◆ Directions for this task:
For each record below, retype the text exactly and omit any image.

Task material Block Start

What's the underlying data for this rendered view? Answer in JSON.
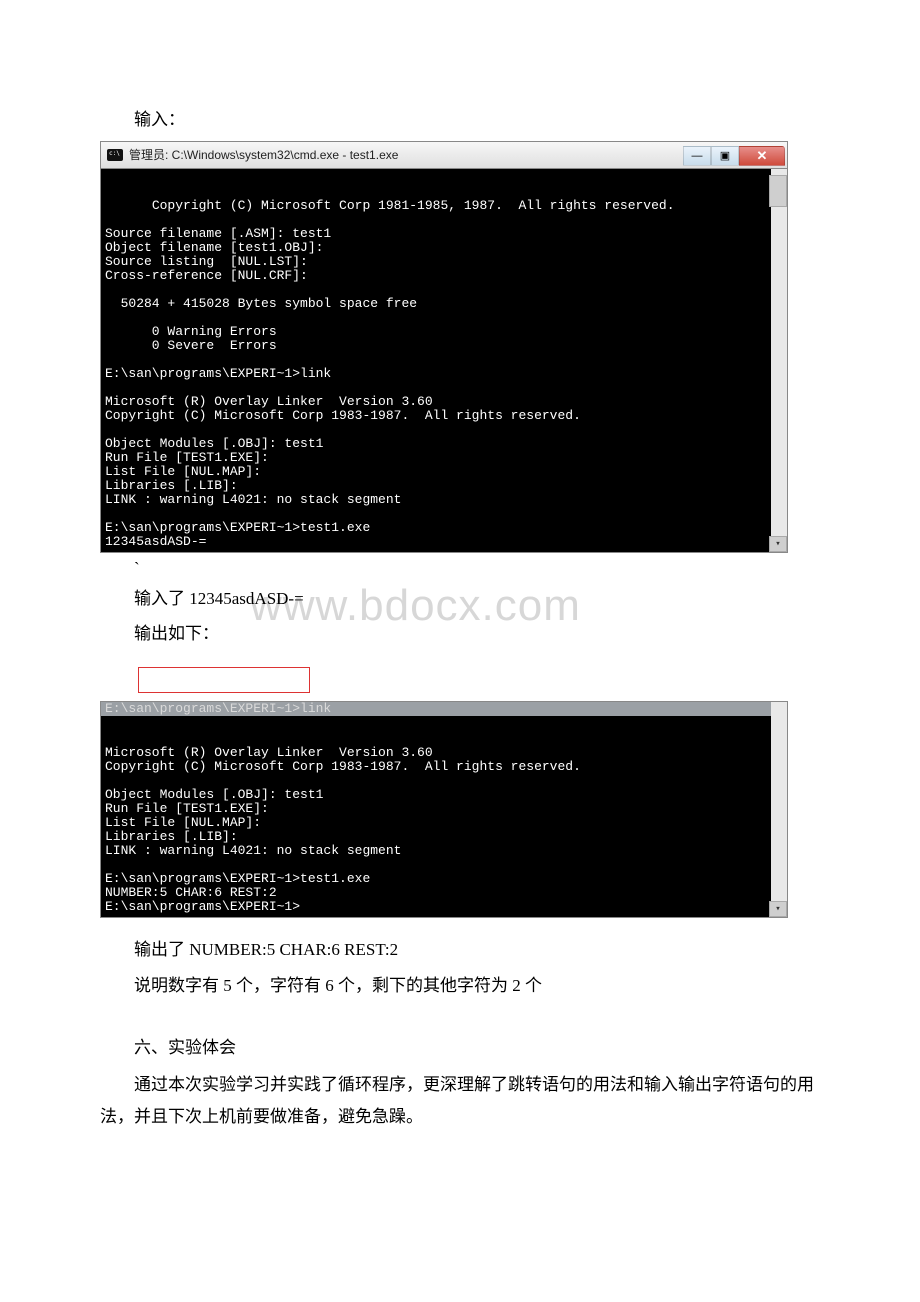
{
  "text": {
    "input_label": "输入：",
    "backtick": "`",
    "input_confirm": "输入了 12345asdASD-=",
    "output_label": "输出如下：",
    "output_stated": "输出了 NUMBER:5 CHAR:6 REST:2",
    "explanation": "说明数字有 5 个，字符有 6 个，剩下的其他字符为 2 个",
    "section6": "六、实验体会",
    "summary": "通过本次实验学习并实践了循环程序，更深理解了跳转语句的用法和输入输出字符语句的用法，并且下次上机前要做准备，避免急躁。"
  },
  "watermark": "www.bdocx.com",
  "terminal1": {
    "title": "管理员: C:\\Windows\\system32\\cmd.exe - test1.exe",
    "min_glyph": "—",
    "max_glyph": "▣",
    "close_glyph": "✕",
    "content": "Copyright (C) Microsoft Corp 1981-1985, 1987.  All rights reserved.\n\nSource filename [.ASM]: test1\nObject filename [test1.OBJ]:\nSource listing  [NUL.LST]:\nCross-reference [NUL.CRF]:\n\n  50284 + 415028 Bytes symbol space free\n\n      0 Warning Errors\n      0 Severe  Errors\n\nE:\\san\\programs\\EXPERI~1>link\n\nMicrosoft (R) Overlay Linker  Version 3.60\nCopyright (C) Microsoft Corp 1983-1987.  All rights reserved.\n\nObject Modules [.OBJ]: test1\nRun File [TEST1.EXE]:\nList File [NUL.MAP]:\nLibraries [.LIB]:\nLINK : warning L4021: no stack segment\n\nE:\\san\\programs\\EXPERI~1>test1.exe\n12345asdASD-="
  },
  "terminal2": {
    "head": "E:\\san\\programs\\EXPERI~1>link",
    "content": "\nMicrosoft (R) Overlay Linker  Version 3.60\nCopyright (C) Microsoft Corp 1983-1987.  All rights reserved.\n\nObject Modules [.OBJ]: test1\nRun File [TEST1.EXE]:\nList File [NUL.MAP]:\nLibraries [.LIB]:\nLINK : warning L4021: no stack segment\n\nE:\\san\\programs\\EXPERI~1>test1.exe\nNUMBER:5 CHAR:6 REST:2\nE:\\san\\programs\\EXPERI~1>"
  }
}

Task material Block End

◆ Answer box:
What's the underlying data for this rendered view? Answer in JSON.
{
  "text": {
    "input_label": "输入：",
    "backtick": "`",
    "input_confirm": "输入了 12345asdASD-=",
    "output_label": "输出如下：",
    "output_stated": "输出了 NUMBER:5 CHAR:6 REST:2",
    "explanation": "说明数字有 5 个，字符有 6 个，剩下的其他字符为 2 个",
    "section6": "六、实验体会",
    "summary": "通过本次实验学习并实践了循环程序，更深理解了跳转语句的用法和输入输出字符语句的用法，并且下次上机前要做准备，避免急躁。"
  },
  "watermark": "www.bdocx.com",
  "terminal1": {
    "title": "管理员: C:\\Windows\\system32\\cmd.exe - test1.exe",
    "min_glyph": "—",
    "max_glyph": "▣",
    "close_glyph": "✕",
    "content": "Copyright (C) Microsoft Corp 1981-1985, 1987.  All rights reserved.\n\nSource filename [.ASM]: test1\nObject filename [test1.OBJ]:\nSource listing  [NUL.LST]:\nCross-reference [NUL.CRF]:\n\n  50284 + 415028 Bytes symbol space free\n\n      0 Warning Errors\n      0 Severe  Errors\n\nE:\\san\\programs\\EXPERI~1>link\n\nMicrosoft (R) Overlay Linker  Version 3.60\nCopyright (C) Microsoft Corp 1983-1987.  All rights reserved.\n\nObject Modules [.OBJ]: test1\nRun File [TEST1.EXE]:\nList File [NUL.MAP]:\nLibraries [.LIB]:\nLINK : warning L4021: no stack segment\n\nE:\\san\\programs\\EXPERI~1>test1.exe\n12345asdASD-="
  },
  "terminal2": {
    "head": "E:\\san\\programs\\EXPERI~1>link",
    "content": "\nMicrosoft (R) Overlay Linker  Version 3.60\nCopyright (C) Microsoft Corp 1983-1987.  All rights reserved.\n\nObject Modules [.OBJ]: test1\nRun File [TEST1.EXE]:\nList File [NUL.MAP]:\nLibraries [.LIB]:\nLINK : warning L4021: no stack segment\n\nE:\\san\\programs\\EXPERI~1>test1.exe\nNUMBER:5 CHAR:6 REST:2\nE:\\san\\programs\\EXPERI~1>"
  }
}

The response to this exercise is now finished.